Are justices constrained by law? If so, how? And which justices? Debating whether the legal model or the attitudinal model best describes the court has been a staple of the political science literature on the Supreme Court for the last two decades and more. Part of the reason for the persistence of the debate is that the immense methodological challenges in parsing out these two perspectives. We provide a novel approach to identifying legally-constrained behavior – implicitly the comparing behavior of judges on Supreme Court cases to the positions taken by elected officials who are presumably less constrained by law. Using this method and the tools developed in Chapter 2 we find considerable evidence that law matters on the Supreme Court. We also find considerable heterogeneity across justices and probe the sources of these differences.
Chapter 6: Separation of Powers and the Strategic Constraint
Does Congress constrain the Supreme Court? There is an active debate on the question in the political science literature. We assess this question with two innovations. First, we use new measures of inter-institutional preferences. Second, we provide a new approach to statistical identification of such constraint, allowing us to build on existing models to not only test whether Congress constrains the Court on only statutory cases, but also a model where Congress constrains the Court on both statutory and constitutional. We find considerable evidence of constraint, both on statutory and constitutional cases.
Chapter 7: Signals from the Executive
Does The Solicitor General influence the Supreme Court? Most scholars believe this is the case, but as in earlier chapters statistical identification is very difficult. Building on the approaches we used in earlier chapters we develop and test theories of influence, finding that SGs have influenced justices, but not all equally.
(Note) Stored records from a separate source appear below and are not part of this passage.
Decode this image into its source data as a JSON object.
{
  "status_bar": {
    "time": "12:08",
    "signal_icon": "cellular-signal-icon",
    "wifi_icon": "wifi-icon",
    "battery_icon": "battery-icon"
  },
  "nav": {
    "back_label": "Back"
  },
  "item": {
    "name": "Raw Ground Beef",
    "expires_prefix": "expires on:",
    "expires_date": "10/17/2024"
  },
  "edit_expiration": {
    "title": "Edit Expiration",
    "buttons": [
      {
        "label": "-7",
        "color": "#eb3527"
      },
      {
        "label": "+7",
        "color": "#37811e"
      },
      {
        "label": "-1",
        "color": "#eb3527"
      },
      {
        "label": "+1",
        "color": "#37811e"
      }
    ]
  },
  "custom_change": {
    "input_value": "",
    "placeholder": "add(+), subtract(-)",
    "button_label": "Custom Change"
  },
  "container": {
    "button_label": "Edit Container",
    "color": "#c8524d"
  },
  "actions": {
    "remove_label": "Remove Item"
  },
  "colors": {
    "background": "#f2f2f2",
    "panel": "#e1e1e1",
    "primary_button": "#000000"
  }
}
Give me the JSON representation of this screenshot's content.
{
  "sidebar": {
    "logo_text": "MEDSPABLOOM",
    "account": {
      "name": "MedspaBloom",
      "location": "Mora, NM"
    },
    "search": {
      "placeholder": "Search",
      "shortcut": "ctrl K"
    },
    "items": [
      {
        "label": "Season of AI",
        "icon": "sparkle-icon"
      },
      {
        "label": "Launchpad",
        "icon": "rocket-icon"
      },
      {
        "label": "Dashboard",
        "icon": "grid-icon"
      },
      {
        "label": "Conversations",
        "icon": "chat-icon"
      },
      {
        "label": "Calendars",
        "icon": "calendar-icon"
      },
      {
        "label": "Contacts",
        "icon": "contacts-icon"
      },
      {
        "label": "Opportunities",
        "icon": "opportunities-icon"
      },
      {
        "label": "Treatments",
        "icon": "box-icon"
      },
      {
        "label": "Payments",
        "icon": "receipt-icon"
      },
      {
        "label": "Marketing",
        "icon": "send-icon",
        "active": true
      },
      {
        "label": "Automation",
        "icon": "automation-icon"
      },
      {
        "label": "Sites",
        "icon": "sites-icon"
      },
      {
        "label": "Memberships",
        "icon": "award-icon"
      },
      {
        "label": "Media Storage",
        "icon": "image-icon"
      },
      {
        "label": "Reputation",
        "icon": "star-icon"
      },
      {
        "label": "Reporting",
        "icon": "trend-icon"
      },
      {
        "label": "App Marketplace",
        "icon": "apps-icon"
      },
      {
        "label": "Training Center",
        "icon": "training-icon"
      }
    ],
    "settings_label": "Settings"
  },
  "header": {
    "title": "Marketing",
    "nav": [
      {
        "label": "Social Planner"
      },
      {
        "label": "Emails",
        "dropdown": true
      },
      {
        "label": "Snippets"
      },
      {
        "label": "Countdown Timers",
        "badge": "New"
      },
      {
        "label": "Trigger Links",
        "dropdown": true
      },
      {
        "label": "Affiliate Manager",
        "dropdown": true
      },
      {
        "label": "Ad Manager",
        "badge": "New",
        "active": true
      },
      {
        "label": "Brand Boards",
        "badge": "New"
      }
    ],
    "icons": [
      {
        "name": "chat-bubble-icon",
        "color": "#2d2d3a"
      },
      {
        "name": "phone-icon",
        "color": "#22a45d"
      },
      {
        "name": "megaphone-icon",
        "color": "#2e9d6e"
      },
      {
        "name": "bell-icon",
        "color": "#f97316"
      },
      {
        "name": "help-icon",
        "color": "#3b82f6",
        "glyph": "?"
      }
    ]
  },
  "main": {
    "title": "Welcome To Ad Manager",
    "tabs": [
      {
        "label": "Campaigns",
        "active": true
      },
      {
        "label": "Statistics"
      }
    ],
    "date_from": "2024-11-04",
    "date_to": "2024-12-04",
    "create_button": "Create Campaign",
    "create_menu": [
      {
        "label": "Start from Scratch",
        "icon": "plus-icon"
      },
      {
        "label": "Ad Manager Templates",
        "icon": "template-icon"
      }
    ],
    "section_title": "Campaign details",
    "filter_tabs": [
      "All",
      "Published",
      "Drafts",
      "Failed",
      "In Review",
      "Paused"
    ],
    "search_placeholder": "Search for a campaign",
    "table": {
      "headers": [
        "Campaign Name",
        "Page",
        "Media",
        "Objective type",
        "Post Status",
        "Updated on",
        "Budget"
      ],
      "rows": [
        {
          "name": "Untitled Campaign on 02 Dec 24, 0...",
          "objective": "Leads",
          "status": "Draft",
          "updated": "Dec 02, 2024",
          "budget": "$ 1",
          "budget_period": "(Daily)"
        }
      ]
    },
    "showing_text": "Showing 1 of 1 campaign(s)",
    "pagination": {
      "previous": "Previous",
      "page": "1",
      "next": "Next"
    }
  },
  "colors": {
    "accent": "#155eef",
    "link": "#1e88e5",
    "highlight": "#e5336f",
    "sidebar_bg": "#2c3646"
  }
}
We also find evidence that some of the influence is informational; that is, justices appear in part to use the SG brief as an informational shortcut.